I rebored the cylinder to get rid of the rust and pits. I told a neighbor that the bore resembled a gopher hole, but he isn’t an engine person and did not see the humor in my sarcasm. When I finished the rebore, I had a bore that was 0.020-inches oversized. I’ve gone to several power shows and swap meets and have measured a lot of pistons, but haven’t found the right one yet. The best one I’ve found was just a little too big, so I turned it down 0.025-inch, but it was too thin and would have broken. I also looked in several truck and tractor books, but didn’t find what I wanted. Quite often, the wrist pin was 1- inch, and I needed one 3/4-inch to look authentic and fit the rod. I finally ordered a mostly finished cast aluminum piston and rings with a 3/4-inch wrist pin. This took some final honing to get a good fit. My $2 John Deere rod was 3/8-inch too long and had to be shortened by cutting it off and welding it back together. This was done by making a jig of 3/8-inch flat steel 14-inches long and 3-inches wide. I drilled a 3/8-inch hole in the flat steel and bolted the wrist pin to the steel plate, then made a steel dummy shaft 0.020-inch smaller than the crankshaft. Then, a wooden dummy rod pattern was sawn out on the band saw and fitted to the steel plate to get the correct length, which was 3/8-inch shorter. Another 3/8-inch hole was drilled, the pattern removed and the pin bolted down.
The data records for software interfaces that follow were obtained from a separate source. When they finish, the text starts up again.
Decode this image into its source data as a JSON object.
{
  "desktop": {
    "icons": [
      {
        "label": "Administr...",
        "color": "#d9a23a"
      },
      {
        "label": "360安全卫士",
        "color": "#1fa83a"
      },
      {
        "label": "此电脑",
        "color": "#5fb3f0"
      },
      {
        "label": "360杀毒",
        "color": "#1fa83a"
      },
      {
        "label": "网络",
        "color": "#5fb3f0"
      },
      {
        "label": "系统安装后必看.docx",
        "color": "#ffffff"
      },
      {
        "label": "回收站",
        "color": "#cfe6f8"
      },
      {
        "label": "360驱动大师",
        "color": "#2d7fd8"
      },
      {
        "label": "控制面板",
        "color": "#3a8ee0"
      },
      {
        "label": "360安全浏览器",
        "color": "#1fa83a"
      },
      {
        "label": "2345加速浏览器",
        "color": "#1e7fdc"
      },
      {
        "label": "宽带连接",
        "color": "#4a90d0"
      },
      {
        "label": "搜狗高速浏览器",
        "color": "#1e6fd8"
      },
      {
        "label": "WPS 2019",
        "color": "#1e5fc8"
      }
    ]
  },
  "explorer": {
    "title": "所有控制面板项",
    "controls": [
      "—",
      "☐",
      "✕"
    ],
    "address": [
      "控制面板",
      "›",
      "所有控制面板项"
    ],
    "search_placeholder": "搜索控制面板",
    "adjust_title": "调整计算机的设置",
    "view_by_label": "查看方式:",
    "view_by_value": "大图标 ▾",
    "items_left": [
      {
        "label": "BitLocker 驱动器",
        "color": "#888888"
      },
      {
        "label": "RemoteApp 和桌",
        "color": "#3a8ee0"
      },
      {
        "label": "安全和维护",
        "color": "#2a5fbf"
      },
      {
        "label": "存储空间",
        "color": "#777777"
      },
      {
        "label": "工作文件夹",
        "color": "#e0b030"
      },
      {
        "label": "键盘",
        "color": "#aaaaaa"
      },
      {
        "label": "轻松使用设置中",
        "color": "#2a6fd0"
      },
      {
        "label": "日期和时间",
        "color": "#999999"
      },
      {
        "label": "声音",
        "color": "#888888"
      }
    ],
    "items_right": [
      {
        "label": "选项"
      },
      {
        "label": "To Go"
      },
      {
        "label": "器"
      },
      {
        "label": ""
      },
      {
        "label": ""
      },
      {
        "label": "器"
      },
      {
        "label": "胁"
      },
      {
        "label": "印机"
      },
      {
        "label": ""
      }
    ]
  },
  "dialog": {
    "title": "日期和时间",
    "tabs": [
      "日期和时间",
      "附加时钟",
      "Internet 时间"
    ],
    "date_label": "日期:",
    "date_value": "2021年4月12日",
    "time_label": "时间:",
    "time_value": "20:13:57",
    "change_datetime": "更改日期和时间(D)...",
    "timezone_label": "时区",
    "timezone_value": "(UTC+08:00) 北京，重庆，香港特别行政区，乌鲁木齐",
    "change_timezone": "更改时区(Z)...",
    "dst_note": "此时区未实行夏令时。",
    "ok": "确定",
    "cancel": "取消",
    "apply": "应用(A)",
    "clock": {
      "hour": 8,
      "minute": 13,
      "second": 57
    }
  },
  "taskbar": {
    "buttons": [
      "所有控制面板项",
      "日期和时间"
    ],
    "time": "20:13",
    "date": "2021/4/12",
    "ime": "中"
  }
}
Next, the John Deere rod was sawn off and V-cut to create a good welding surface. I preheated and arc welded the piece back together. Some serious clamping also went into this to hold it in place and ensure that it was true. The post-cooling was done on an electric shop stove, and I did some final grinding with my small hand-held grinder. The babbitt was then repoured and I machined it on the milling machine to fit the crankshaft.

Making a new fuel tank

The fuel tank was shot and full of old solder patches so I decided to make a new one. I don’t have a metal bending brake, so a piece of angle iron had to do. I do have a couple of duckbill bending pliers and a table saw with a cast iron top that were used to make the 90-degree bends in the angle iron.

First, I made a paper pattern so I could get the correct measurements: 2 inches tall, 4-1/8 inches wide and 12 inches long. The original tank is longer, but I don’t need that much fuel capacity. There is a 12-inch, three-layer solderable seam going the length of the tank, 1/2 inch down from the top along one side. The end caps were bent with the 4-inch duckbill pliers. All sealing surfaces were tinned before soldering. I used 50/50 acid core solder and neutralized the work when done. It took a few tries to get all the drips done. New mounting hardware was made and a new fuel line and check valve were fabricated. I also put a drain cock in the bottom of the tank. With all of the parts done, it was time for final assembly.

First, a four-wheel wagon was made. I used 8-inch steel wheels and 5/8-inch solid steel axle shafts. I made the handle out of new 7/16-inch round shaft. A neighbor had some 4x6 fir wood I was able to use for bolsters and rails. The wagon has a nice old look to it.

The final assembly went fairly well. The pushrod for the magneto sat too low in the roller I made so I had to make a few rollers that were 1/8-inch thicker. This raised the arm up and now the alignment is correct and the timing can be set. All of the springs were either rusted out or missing. I have a large spring collection and still had to make a couple trips to my local hardware store. It took a lot of time to get them all made – 13 springs in all with four in the governor alone. I did not repaint this engine – just clear coat.

Time to start it up! This went fairly well as I have restored many engines, however the governor wanted to latch up at 150 RPM and I would only get one or two fire pulses before the engine died off. Another trip back to the spring box, the addition of a couple more springs and some adjusting got the engine running at 550-600 RPM. When the rings set, I will slow it down some.

This was a 2-1/2 year, spare winter time project. There were no major problems – just a lot of little ones. But this is what I enjoy doing! Recently, just by chance, the former owner stopped by and liked what I had done. The only question that I have now is, what was the original use of the engine?

Contact Dave Irey at 6348 Mildred Ave., Edina, MN • (952) 943-8357.